DATA FOR THIS TASK below:

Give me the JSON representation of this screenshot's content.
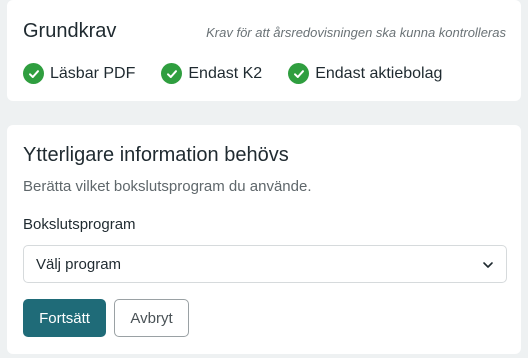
{
  "requirements": {
    "title": "Grundkrav",
    "note": "Krav för att årsredovisningen ska kunna kontrolleras",
    "items": [
      {
        "label": "Läsbar PDF",
        "icon": "check-circle-icon"
      },
      {
        "label": "Endast K2",
        "icon": "check-circle-icon"
      },
      {
        "label": "Endast aktiebolag",
        "icon": "check-circle-icon"
      }
    ]
  },
  "info": {
    "title": "Ytterligare information behövs",
    "description": "Berätta vilket bokslutsprogram du använde.",
    "field_label": "Bokslutsprogram",
    "select_value": "Välj program"
  },
  "actions": {
    "continue_label": "Fortsätt",
    "cancel_label": "Avbryt"
  },
  "colors": {
    "success": "#2f9e3f",
    "primary": "#1f6b78",
    "background": "#eef1f2"
  }
}
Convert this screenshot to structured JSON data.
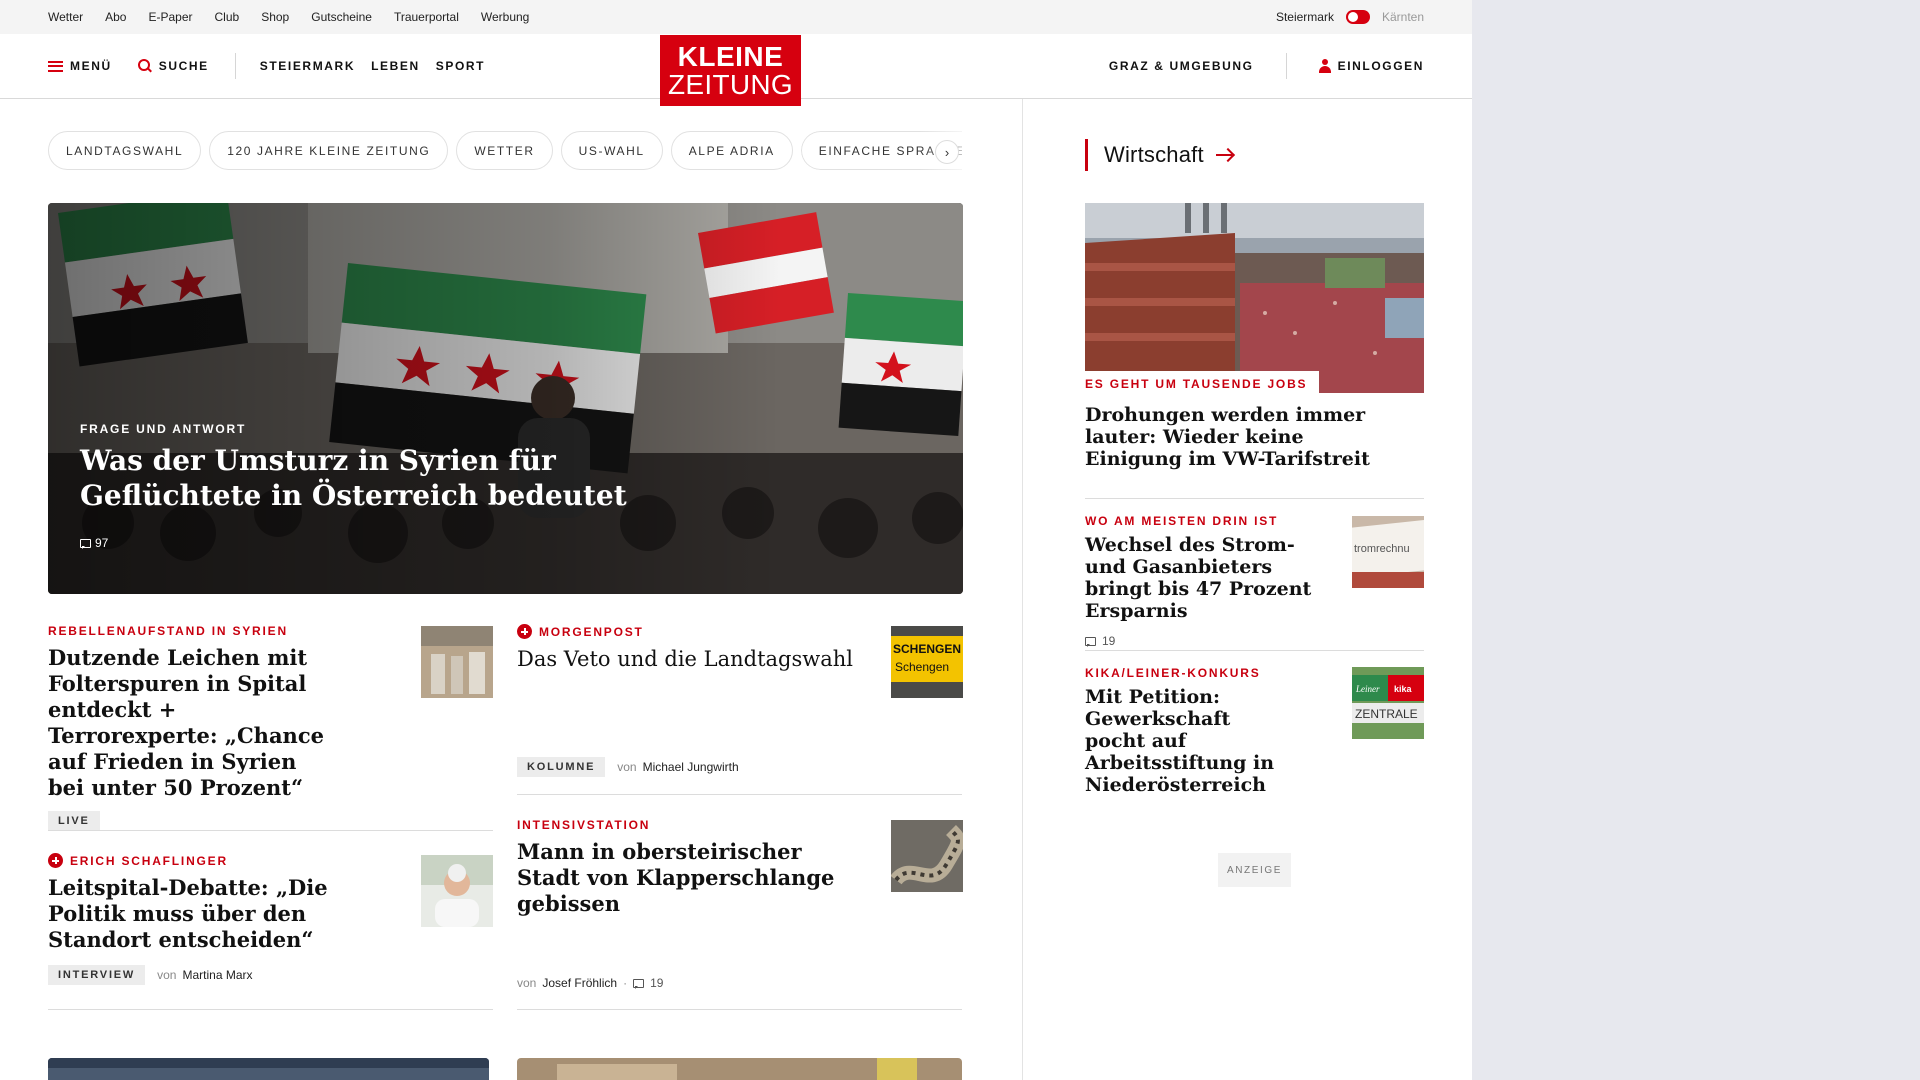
{
  "topbar": {
    "links": [
      "Wetter",
      "Abo",
      "E-Paper",
      "Club",
      "Shop",
      "Gutscheine",
      "Trauerportal",
      "Werbung"
    ],
    "region_active": "Steiermark",
    "region_inactive": "Kärnten"
  },
  "header": {
    "menu_label": "MENÜ",
    "search_label": "SUCHE",
    "nav": [
      "STEIERMARK",
      "LEBEN",
      "SPORT"
    ],
    "logo_line1": "KLEINE",
    "logo_line2": "ZEITUNG",
    "local_label": "GRAZ & UMGEBUNG",
    "login_label": "EINLOGGEN"
  },
  "topics": [
    "LANDTAGSWAHL",
    "120 JAHRE KLEINE ZEITUNG",
    "WETTER",
    "US-WAHL",
    "ALPE ADRIA",
    "EINFACHE SPRACHE"
  ],
  "topics_next_icon": "chevron-right-icon",
  "hero": {
    "kicker": "FRAGE UND ANTWORT",
    "title": "Was der Umsturz in Syrien für Geflüchtete in Österreich bedeutet",
    "comments": "97"
  },
  "articles": {
    "a1": {
      "kicker": "REBELLENAUFSTAND IN SYRIEN",
      "title": "Dutzende Leichen mit Folterspuren in Spital entdeckt + Terrorexperte: „Chance auf Frieden in Syrien bei unter 50 Prozent“",
      "tag": "LIVE"
    },
    "a2": {
      "kicker": "MORGENPOST",
      "title": "Das Veto und die Landtagswahl",
      "tag": "KOLUMNE",
      "von": "von",
      "author": "Michael Jungwirth",
      "thumb_text1": "SCHENGEN",
      "thumb_text2": "Schengen"
    },
    "a3": {
      "kicker": "ERICH SCHAFLINGER",
      "title": "Leitspital-Debatte: „Die Politik muss über den Standort entscheiden“",
      "tag": "INTERVIEW",
      "von": "von",
      "author": "Martina Marx"
    },
    "a4": {
      "kicker": "INTENSIVSTATION",
      "title": "Mann in obersteirischer Stadt von Klapperschlange gebissen",
      "von": "von",
      "author": "Josef Fröhlich",
      "sep": "·",
      "comments": "19"
    }
  },
  "sidebar": {
    "section_title": "Wirtschaft",
    "lead": {
      "kicker": "ES GEHT UM TAUSENDE JOBS",
      "title": "Drohungen werden immer lauter: Wieder keine Einigung im VW-Tarifstreit"
    },
    "item2": {
      "kicker": "WO AM MEISTEN DRIN IST",
      "title": "Wechsel des Strom- und Gasanbieters bringt bis 47 Prozent Ersparnis",
      "comments": "19",
      "thumb_text": "tromrechnu"
    },
    "item3": {
      "kicker": "KIKA/LEINER-KONKURS",
      "title": "Mit Petition: Gewerkschaft pocht auf Arbeitsstiftung in Niederösterreich",
      "thumb_text1": "Leiner",
      "thumb_text2": "kika",
      "thumb_text3": "ZENTRALE"
    },
    "ad_label": "ANZEIGE"
  },
  "colors": {
    "brand_red": "#d6000f",
    "kicker_red": "#c8000f"
  }
}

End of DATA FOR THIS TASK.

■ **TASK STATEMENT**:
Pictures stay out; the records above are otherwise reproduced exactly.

■ **EXPECTED ANSWER**:
Give me the JSON representation of this screenshot's content.
{
  "requirements": {
    "title": "Grundkrav",
    "note": "Krav för att årsredovisningen ska kunna kontrolleras",
    "items": [
      {
        "label": "Läsbar PDF",
        "icon": "check-circle-icon"
      },
      {
        "label": "Endast K2",
        "icon": "check-circle-icon"
      },
      {
        "label": "Endast aktiebolag",
        "icon": "check-circle-icon"
      }
    ]
  },
  "info": {
    "title": "Ytterligare information behövs",
    "description": "Berätta vilket bokslutsprogram du använde.",
    "field_label": "Bokslutsprogram",
    "select_value": "Välj program"
  },
  "actions": {
    "continue_label": "Fortsätt",
    "cancel_label": "Avbryt"
  },
  "colors": {
    "success": "#2f9e3f",
    "primary": "#1f6b78",
    "background": "#eef1f2"
  }
}
Convert this screenshot to structured JSON data.
{
  "topbar": {
    "links": [
      "Wetter",
      "Abo",
      "E-Paper",
      "Club",
      "Shop",
      "Gutscheine",
      "Trauerportal",
      "Werbung"
    ],
    "region_active": "Steiermark",
    "region_inactive": "Kärnten"
  },
  "header": {
    "menu_label": "MENÜ",
    "search_label": "SUCHE",
    "nav": [
      "STEIERMARK",
      "LEBEN",
      "SPORT"
    ],
    "logo_line1": "KLEINE",
    "logo_line2": "ZEITUNG",
    "local_label": "GRAZ & UMGEBUNG",
    "login_label": "EINLOGGEN"
  },
  "topics": [
    "LANDTAGSWAHL",
    "120 JAHRE KLEINE ZEITUNG",
    "WETTER",
    "US-WAHL",
    "ALPE ADRIA",
    "EINFACHE SPRACHE"
  ],
  "topics_next_icon": "chevron-right-icon",
  "hero": {
    "kicker": "FRAGE UND ANTWORT",
    "title": "Was der Umsturz in Syrien für Geflüchtete in Österreich bedeutet",
    "comments": "97"
  },
  "articles": {
    "a1": {
      "kicker": "REBELLENAUFSTAND IN SYRIEN",
      "title": "Dutzende Leichen mit Folterspuren in Spital entdeckt + Terrorexperte: „Chance auf Frieden in Syrien bei unter 50 Prozent“",
      "tag": "LIVE"
    },
    "a2": {
      "kicker": "MORGENPOST",
      "title": "Das Veto und die Landtagswahl",
      "tag": "KOLUMNE",
      "von": "von",
      "author": "Michael Jungwirth",
      "thumb_text1": "SCHENGEN",
      "thumb_text2": "Schengen"
    },
    "a3": {
      "kicker": "ERICH SCHAFLINGER",
      "title": "Leitspital-Debatte: „Die Politik muss über den Standort entscheiden“",
      "tag": "INTERVIEW",
      "von": "von",
      "author": "Martina Marx"
    },
    "a4": {
      "kicker": "INTENSIVSTATION",
      "title": "Mann in obersteirischer Stadt von Klapperschlange gebissen",
      "von": "von",
      "author": "Josef Fröhlich",
      "sep": "·",
      "comments": "19"
    }
  },
  "sidebar": {
    "section_title": "Wirtschaft",
    "lead": {
      "kicker": "ES GEHT UM TAUSENDE JOBS",
      "title": "Drohungen werden immer lauter: Wieder keine Einigung im VW-Tarifstreit"
    },
    "item2": {
      "kicker": "WO AM MEISTEN DRIN IST",
      "title": "Wechsel des Strom- und Gasanbieters bringt bis 47 Prozent Ersparnis",
      "comments": "19",
      "thumb_text": "tromrechnu"
    },
    "item3": {
      "kicker": "KIKA/LEINER-KONKURS",
      "title": "Mit Petition: Gewerkschaft pocht auf Arbeitsstiftung in Niederösterreich",
      "thumb_text1": "Leiner",
      "thumb_text2": "kika",
      "thumb_text3": "ZENTRALE"
    },
    "ad_label": "ANZEIGE"
  },
  "colors": {
    "brand_red": "#d6000f",
    "kicker_red": "#c8000f"
  }
}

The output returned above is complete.